  9. SIX Neighbourhood and community governance
    (pp. 99-134)

    The ‘neighbourhood’ is receiving increasing attention from politicians and policy makers at all levels throughout Europe (Allen and Cars, 2002). Targeted neighbourhoods are subject to major ‘revitalisation’ programmes, stimulated by government and frequently undertaken in partnership. Neighbourhoods have also proved attractive as spaces for community governance in which the complexity, fragmentation and remoteness from the public of the prevailing system may be overcome by combining network organisation and a citizen orientation (Sullivan, 2001b, 2002; McLaverty, 2002). Intertwined with these ambitions is an aspiration that neighbourhoods might also contribute to renewing democracy through the development of new pathways for public participation...

  10. SEVEN Responding to a differentiated public
    (pp. 135-164)

    In contrast to the case studies considered in the previous two chapters, where forums were established in order to improve services, or were linked to new models of neighbourhood and community governance, the cases we consider here all had their origins in the voluntary sector and/or in social movements.
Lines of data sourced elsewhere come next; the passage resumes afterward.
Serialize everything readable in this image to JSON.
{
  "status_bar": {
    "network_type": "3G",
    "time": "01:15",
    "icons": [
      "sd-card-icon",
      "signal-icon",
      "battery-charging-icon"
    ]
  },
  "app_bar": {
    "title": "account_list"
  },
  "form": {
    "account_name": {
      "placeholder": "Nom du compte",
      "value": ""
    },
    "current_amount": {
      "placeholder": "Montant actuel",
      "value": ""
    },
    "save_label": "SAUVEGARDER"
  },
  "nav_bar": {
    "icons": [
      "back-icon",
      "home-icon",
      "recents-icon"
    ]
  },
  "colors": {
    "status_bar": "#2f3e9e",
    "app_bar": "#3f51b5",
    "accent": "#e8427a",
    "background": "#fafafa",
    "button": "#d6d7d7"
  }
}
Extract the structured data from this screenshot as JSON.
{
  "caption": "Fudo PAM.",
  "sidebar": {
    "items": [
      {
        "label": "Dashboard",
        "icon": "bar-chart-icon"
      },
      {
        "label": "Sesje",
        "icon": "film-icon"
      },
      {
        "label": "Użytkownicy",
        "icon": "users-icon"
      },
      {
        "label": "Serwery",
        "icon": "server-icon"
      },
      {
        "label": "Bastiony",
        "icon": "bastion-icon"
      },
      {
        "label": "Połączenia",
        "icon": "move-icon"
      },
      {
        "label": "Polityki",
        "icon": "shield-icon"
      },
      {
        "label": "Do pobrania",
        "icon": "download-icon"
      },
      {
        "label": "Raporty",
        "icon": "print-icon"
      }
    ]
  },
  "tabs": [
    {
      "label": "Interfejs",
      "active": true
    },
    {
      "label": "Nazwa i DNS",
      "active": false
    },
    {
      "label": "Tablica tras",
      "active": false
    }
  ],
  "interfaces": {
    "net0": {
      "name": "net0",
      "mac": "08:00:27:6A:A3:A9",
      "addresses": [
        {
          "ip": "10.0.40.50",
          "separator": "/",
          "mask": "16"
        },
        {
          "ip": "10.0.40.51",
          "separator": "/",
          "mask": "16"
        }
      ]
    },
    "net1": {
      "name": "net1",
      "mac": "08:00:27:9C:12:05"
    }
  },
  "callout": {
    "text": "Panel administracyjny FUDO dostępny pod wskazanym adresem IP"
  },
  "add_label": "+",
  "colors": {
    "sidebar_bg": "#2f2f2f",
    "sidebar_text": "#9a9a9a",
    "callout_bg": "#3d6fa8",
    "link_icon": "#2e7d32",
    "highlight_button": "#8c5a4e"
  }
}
Each focused on a particular category of public, differentiated from others in terms of presumed commonalities of interest or identity; that is, they required people to claim a particular social identity based on age, gender, sexuality or other characteristic. In this chapter we consider five case studies: two senior citizens’ forums,...

  11. EIGHT Issues and expertise
    (pp. 165-182)

    In the previous chapter we saw how publics constituted by reference to particular identities may find it hard to secure space for public deliberation in the context of official participation discourses and policies that prioritise community as ‘place’. In this chapter we consider two examples of initiatives that have even less of a profile within contemporary democratic practice: initiatives that are based around campaigns and policy making in relation to specific issues. The fact that we only studied two such examples, one in each of the case study cities, is in itself evidence of the much lower profile of such...

  12. NINE Conclusion: power, participation and political renewal
    (pp. 183-206)

    The case studies in this book have not been presented as examples of ‘good practice’ in public participation. Rather, they highlight a set of issues and raise a series of questions that we argue might productively be addressed in future policy and practice. The value of the case study material lies in the detailed empirical work that underpins it: that is, our arguments and analyses go beyond normative approaches to public participation (this is whatshouldhappen, or this is what organisationsoughtto do to get the process right). There are already a host of practical guides and handbooks,...

  13. References
    (pp. 207-220)
  14. Index
    (pp. 221-228)